Despite some disappointment in the driving dynamics, the Ford Mustang Mach-E is nevertheless an impressive daily driver. Keep the battery topped off, which we did for a week using nothing more than a porch-mounted 115-volt standard household outlet, and you’ll find this car easy to live with.
However, it is worth mentioning that on our final night with the car, the porch outlet tripped, and the Mustang quit charging. Fortunately, the FordPass Connect smartphone app notified us that something was amiss, and we were able to fix the problem and continue charging.
The Mustang Mach-E Is Not a One-Trick Pony
A wave of electric vehicles is about to arrive in the U.S., whether Americans want them or not. Among the early arrivals from the legacy automakers, the Ford Mustang Mach-E is an undeniably impressive effort.

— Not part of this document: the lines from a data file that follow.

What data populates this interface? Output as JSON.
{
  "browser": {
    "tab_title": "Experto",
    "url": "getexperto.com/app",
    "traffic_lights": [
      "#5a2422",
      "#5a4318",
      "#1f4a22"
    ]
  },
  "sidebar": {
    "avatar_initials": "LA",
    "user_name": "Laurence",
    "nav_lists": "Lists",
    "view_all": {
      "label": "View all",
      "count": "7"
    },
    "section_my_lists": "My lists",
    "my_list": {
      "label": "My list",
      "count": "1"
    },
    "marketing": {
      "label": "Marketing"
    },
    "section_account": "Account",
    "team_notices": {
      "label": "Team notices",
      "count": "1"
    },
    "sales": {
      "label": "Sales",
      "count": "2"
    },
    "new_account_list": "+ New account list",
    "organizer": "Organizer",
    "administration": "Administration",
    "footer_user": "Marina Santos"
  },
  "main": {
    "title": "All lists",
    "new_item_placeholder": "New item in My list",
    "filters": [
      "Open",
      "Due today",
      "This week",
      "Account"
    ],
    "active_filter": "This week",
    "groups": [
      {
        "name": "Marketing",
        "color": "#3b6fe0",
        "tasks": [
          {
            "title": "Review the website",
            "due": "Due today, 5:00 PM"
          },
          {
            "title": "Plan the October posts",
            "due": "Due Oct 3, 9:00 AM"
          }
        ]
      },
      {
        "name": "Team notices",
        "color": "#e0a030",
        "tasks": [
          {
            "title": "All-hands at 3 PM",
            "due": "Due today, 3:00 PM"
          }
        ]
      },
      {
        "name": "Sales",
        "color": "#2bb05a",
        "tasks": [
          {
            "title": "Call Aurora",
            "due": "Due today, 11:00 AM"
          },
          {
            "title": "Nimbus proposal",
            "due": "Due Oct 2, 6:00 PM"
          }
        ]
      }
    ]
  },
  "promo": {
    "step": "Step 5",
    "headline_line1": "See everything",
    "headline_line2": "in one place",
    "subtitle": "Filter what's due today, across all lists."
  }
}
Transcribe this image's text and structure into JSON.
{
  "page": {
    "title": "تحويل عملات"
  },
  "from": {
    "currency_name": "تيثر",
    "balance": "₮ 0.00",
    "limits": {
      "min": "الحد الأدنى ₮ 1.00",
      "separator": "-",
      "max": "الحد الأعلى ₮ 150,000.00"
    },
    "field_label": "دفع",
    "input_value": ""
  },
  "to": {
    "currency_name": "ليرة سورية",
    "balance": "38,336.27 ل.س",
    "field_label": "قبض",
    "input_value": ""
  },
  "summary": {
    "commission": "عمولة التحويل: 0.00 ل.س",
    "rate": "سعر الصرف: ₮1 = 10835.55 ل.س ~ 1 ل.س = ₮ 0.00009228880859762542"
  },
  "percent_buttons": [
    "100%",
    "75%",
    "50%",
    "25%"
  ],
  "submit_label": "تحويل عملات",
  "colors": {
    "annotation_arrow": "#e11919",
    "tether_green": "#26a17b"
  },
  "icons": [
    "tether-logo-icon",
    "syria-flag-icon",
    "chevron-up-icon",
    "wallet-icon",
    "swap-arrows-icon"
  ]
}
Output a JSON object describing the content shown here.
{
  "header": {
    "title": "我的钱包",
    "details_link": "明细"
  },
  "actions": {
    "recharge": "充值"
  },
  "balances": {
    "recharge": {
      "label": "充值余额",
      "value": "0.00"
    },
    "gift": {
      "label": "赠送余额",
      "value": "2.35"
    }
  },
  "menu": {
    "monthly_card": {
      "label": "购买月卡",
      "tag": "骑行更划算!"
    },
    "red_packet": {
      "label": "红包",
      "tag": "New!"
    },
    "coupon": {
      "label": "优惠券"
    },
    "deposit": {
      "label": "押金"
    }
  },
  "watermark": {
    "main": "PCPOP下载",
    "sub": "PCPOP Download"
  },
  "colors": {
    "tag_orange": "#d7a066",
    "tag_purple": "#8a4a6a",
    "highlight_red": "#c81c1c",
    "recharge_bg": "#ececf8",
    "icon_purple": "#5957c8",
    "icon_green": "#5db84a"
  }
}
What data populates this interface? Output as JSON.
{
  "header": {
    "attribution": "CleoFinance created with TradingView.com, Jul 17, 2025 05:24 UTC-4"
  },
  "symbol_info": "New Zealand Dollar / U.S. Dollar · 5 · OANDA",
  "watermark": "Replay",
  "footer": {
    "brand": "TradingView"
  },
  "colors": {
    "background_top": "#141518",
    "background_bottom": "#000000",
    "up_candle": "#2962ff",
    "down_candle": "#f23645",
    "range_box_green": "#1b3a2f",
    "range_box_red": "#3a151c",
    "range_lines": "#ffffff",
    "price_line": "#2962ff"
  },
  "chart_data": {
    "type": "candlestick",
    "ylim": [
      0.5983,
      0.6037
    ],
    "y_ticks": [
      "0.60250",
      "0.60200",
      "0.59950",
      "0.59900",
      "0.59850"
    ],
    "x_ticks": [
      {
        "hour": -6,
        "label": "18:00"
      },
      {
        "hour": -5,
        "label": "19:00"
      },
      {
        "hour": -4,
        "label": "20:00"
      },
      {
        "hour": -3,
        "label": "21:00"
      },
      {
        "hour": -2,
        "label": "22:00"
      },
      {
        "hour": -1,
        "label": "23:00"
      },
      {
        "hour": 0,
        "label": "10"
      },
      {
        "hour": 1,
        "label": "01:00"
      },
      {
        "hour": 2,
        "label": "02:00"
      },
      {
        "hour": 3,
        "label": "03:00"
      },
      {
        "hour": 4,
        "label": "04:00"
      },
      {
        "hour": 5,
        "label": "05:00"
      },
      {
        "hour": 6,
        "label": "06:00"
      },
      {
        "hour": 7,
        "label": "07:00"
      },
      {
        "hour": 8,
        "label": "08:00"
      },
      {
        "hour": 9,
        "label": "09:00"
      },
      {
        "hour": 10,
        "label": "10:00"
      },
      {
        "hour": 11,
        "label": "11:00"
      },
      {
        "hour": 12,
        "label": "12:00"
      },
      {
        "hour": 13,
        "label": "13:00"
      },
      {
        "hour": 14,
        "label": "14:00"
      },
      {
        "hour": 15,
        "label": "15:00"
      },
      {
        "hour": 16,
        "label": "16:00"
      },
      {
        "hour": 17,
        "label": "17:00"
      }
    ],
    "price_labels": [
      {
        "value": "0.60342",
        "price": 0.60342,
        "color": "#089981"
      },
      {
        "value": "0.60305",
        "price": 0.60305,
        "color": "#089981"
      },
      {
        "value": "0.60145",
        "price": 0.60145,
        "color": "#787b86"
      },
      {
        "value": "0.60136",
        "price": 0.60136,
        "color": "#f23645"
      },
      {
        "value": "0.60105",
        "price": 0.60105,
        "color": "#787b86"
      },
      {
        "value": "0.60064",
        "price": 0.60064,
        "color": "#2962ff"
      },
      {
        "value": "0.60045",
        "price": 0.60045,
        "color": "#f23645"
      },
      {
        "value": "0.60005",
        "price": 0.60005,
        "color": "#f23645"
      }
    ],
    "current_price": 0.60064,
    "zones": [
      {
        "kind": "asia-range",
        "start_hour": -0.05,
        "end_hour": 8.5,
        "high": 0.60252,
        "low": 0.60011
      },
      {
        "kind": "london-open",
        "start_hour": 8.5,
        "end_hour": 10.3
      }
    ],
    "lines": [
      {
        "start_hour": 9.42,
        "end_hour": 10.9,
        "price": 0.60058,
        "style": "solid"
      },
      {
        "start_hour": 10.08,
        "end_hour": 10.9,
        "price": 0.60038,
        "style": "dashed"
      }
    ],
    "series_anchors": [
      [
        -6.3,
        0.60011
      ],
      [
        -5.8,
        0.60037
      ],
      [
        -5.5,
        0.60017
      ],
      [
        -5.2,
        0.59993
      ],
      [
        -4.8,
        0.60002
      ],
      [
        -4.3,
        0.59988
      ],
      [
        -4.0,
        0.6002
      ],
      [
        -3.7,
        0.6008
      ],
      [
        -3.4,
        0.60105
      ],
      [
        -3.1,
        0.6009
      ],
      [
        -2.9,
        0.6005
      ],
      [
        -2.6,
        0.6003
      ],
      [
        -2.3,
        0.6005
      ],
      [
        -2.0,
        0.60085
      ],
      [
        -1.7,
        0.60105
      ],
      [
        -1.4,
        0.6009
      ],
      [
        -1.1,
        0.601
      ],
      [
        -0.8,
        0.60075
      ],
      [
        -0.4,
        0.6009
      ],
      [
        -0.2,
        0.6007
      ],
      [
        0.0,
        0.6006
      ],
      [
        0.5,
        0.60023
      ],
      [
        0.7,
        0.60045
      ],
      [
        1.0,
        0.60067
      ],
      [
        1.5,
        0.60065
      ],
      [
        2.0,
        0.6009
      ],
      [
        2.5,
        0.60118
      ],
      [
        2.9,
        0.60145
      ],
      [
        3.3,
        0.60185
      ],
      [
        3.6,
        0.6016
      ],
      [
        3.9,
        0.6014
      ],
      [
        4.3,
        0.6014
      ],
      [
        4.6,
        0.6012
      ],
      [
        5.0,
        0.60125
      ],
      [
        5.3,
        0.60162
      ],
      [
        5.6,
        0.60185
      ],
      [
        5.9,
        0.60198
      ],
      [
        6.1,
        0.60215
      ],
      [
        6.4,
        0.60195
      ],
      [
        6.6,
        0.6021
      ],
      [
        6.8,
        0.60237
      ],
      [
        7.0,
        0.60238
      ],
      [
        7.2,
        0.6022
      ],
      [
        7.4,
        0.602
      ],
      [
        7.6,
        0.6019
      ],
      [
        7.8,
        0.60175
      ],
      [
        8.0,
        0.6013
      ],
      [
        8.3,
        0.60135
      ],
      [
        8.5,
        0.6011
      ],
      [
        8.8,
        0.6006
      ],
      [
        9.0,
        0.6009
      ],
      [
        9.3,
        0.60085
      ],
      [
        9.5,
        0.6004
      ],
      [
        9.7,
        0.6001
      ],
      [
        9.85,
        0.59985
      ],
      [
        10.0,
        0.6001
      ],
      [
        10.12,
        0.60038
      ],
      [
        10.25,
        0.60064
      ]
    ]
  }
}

It exhibits style, quality, engineering, and technology that need not take a back seat to the leader in its segment, the Tesla Model Y.
Separately, but no less important, the Mach-E trades on the legacy of one of the most beloved automobiles of the past half-century, the legendary Ford Mustang. The automaker’s decision to name this vehicle a Mustang and to style it in a way that makes a visual connection to the iconic pony car is a brilliant gamble that deserves to pay off for the automaker.
2022 Mustang Mach-E Review: Features
The Ford Mustang Mach-E is the automaker’s first genuinely competitive electric vehicle. A 5-passenger crossover SUV with plenty of utility and enough battery range to make it a practical daily driver and then some, the Mach-E is stylish, sophisticated, practical, and enjoyable to drive.
- Ford Co-Pilot360 2.0 – Standard package including numerous driving-assistance and collision-avoidance features
- Ford Co-Pilot360 Assist 2.0 – Standard package including adaptive cruise control and lane-centering assistance
- Intersection Assist – Standard feature that can help to prevent unsafe left turns across traffic
- Evasive Steering Assist – Standard feature that adds stability to the Mach-E when a driver takes sudden, evasive steering action
- BlueCruise – Available hands-free driving technology for use only on approved limited-access highways*
- Digital instrumentation – Standard feature with a 10.2-inch display
- Sync 4A – Standard infotainment system with a 15.5-inch touchscreen display
- FordPass Connect – Standard connected services with a remote-access smartphone app
- Drive Experiences – Standard feature with Whisper, Engage, and Unbridled driving modes and interior themes
- Digital key – Standard feature that turns the owner’s smartphone into the vehicle’s key
- Standard- and extended-range battery packs
- Single- and dual-motor electric drive systems
- 266 to 480 horsepower
- 317 to 634 pound-feet of torque
- 211 miles to 305 miles of estimated driving range
- Wireless smartphone charging pad – Standard feature
- Panoramic glass roof panel – Standard feature
- Active X – Standard simulated leather upholstery with available perforations on higher trims*
- Heated front seats and steering wheel – Available features*
- Premium sound system – Available feature with ten speakers*
*Availability is subject to specific trim level selections